**Task brief**
Exactly as written and without the pictures, output the entries below.

══ Input for this task

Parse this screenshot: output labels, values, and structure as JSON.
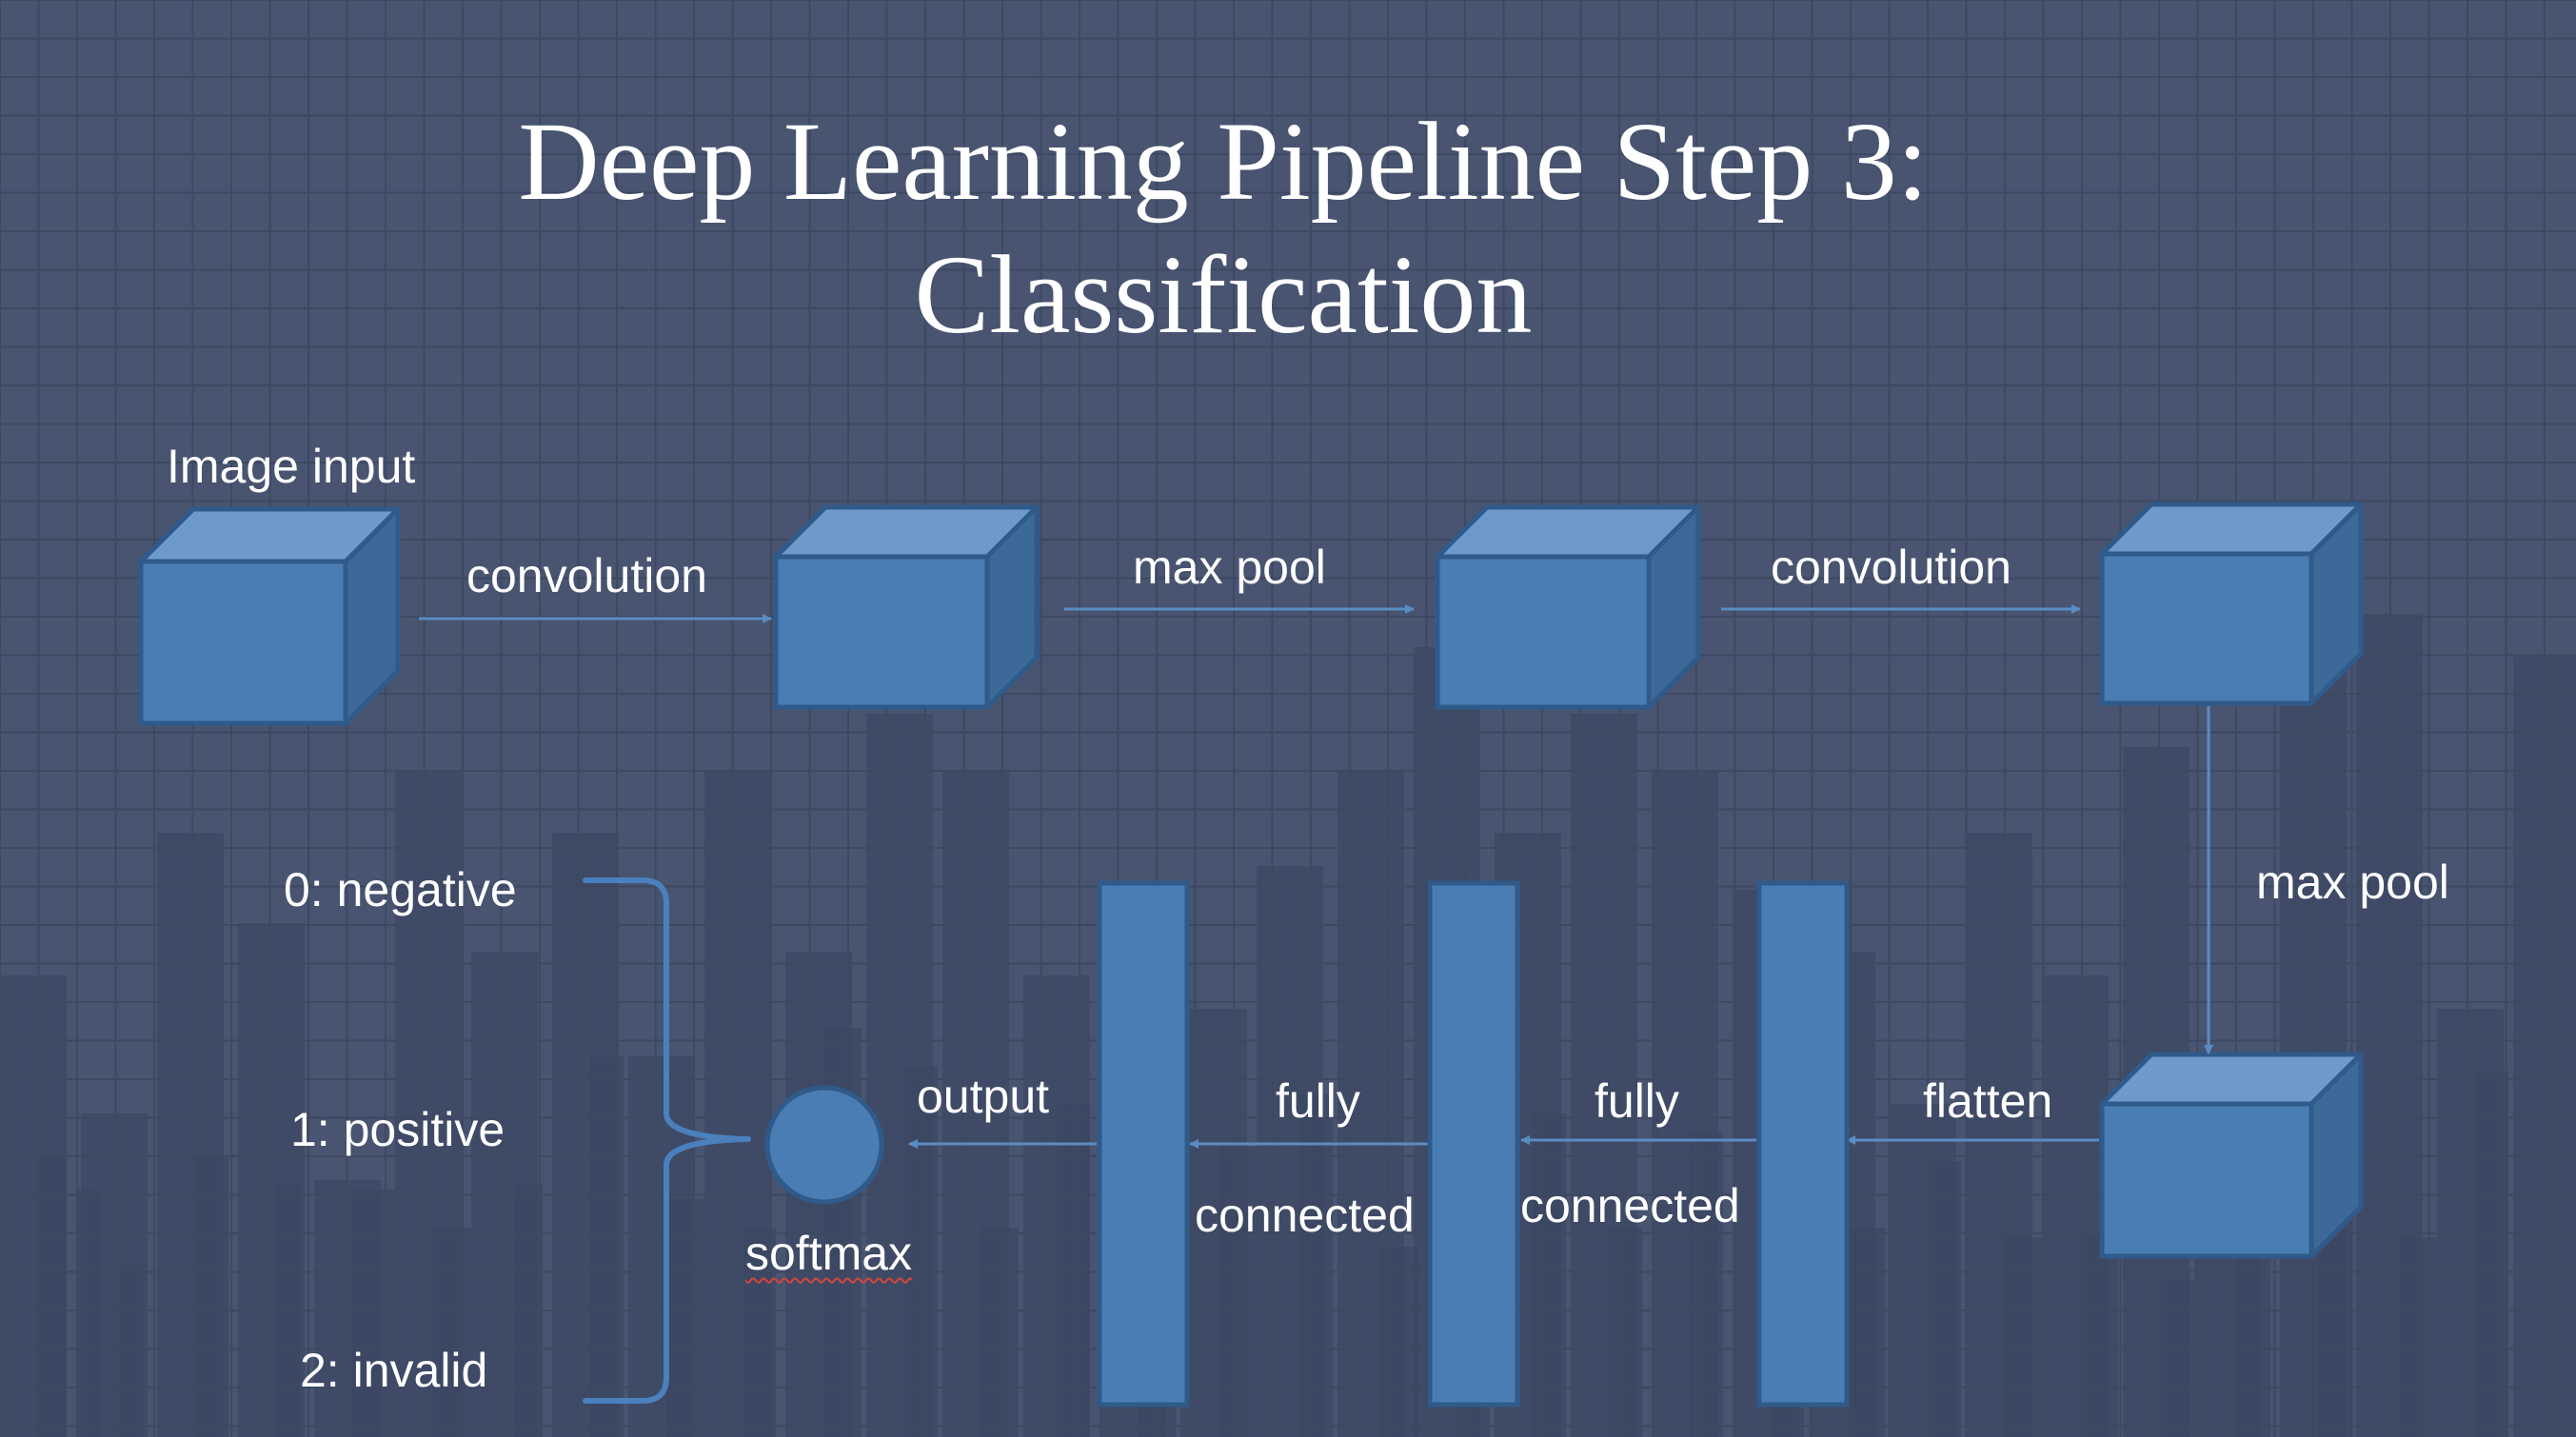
{
  "slide": {
    "title_line1": "Deep Learning Pipeline Step 3:",
    "title_line2": "Classification"
  },
  "diagram": {
    "image_input_label": "Image input",
    "edge_convolution_1": "convolution",
    "edge_max_pool_1": "max pool",
    "edge_convolution_2": "convolution",
    "edge_max_pool_2": "max pool",
    "edge_flatten": "flatten",
    "edge_fully_1": "fully",
    "edge_connected_1": "connected",
    "edge_fully_2": "fully",
    "edge_connected_2": "connected",
    "edge_output": "output",
    "softmax_label": "softmax",
    "classes": [
      "0: negative",
      "1: positive",
      "2: invalid"
    ]
  },
  "colors": {
    "background": "#485470",
    "grid_line": "#3d4862",
    "bar_fill": "#3c4763",
    "cube_front": "#4a7db3",
    "cube_top": "#6d9acb",
    "cube_side": "#3d6998",
    "cube_stroke": "#2f5a8a",
    "arrow": "#5a8cc4",
    "brace": "#4a80bd",
    "text": "#ffffff"
  }
}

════

**Expected answer**
Parse this screenshot: output labels, values, and structure as JSON.
{
  "slide": {
    "title_line1": "Deep Learning Pipeline Step 3:",
    "title_line2": "Classification"
  },
  "diagram": {
    "image_input_label": "Image input",
    "edge_convolution_1": "convolution",
    "edge_max_pool_1": "max pool",
    "edge_convolution_2": "convolution",
    "edge_max_pool_2": "max pool",
    "edge_flatten": "flatten",
    "edge_fully_1": "fully",
    "edge_connected_1": "connected",
    "edge_fully_2": "fully",
    "edge_connected_2": "connected",
    "edge_output": "output",
    "softmax_label": "softmax",
    "classes": [
      "0: negative",
      "1: positive",
      "2: invalid"
    ]
  },
  "colors": {
    "background": "#485470",
    "grid_line": "#3d4862",
    "bar_fill": "#3c4763",
    "cube_front": "#4a7db3",
    "cube_top": "#6d9acb",
    "cube_side": "#3d6998",
    "cube_stroke": "#2f5a8a",
    "arrow": "#5a8cc4",
    "brace": "#4a80bd",
    "text": "#ffffff"
  }
}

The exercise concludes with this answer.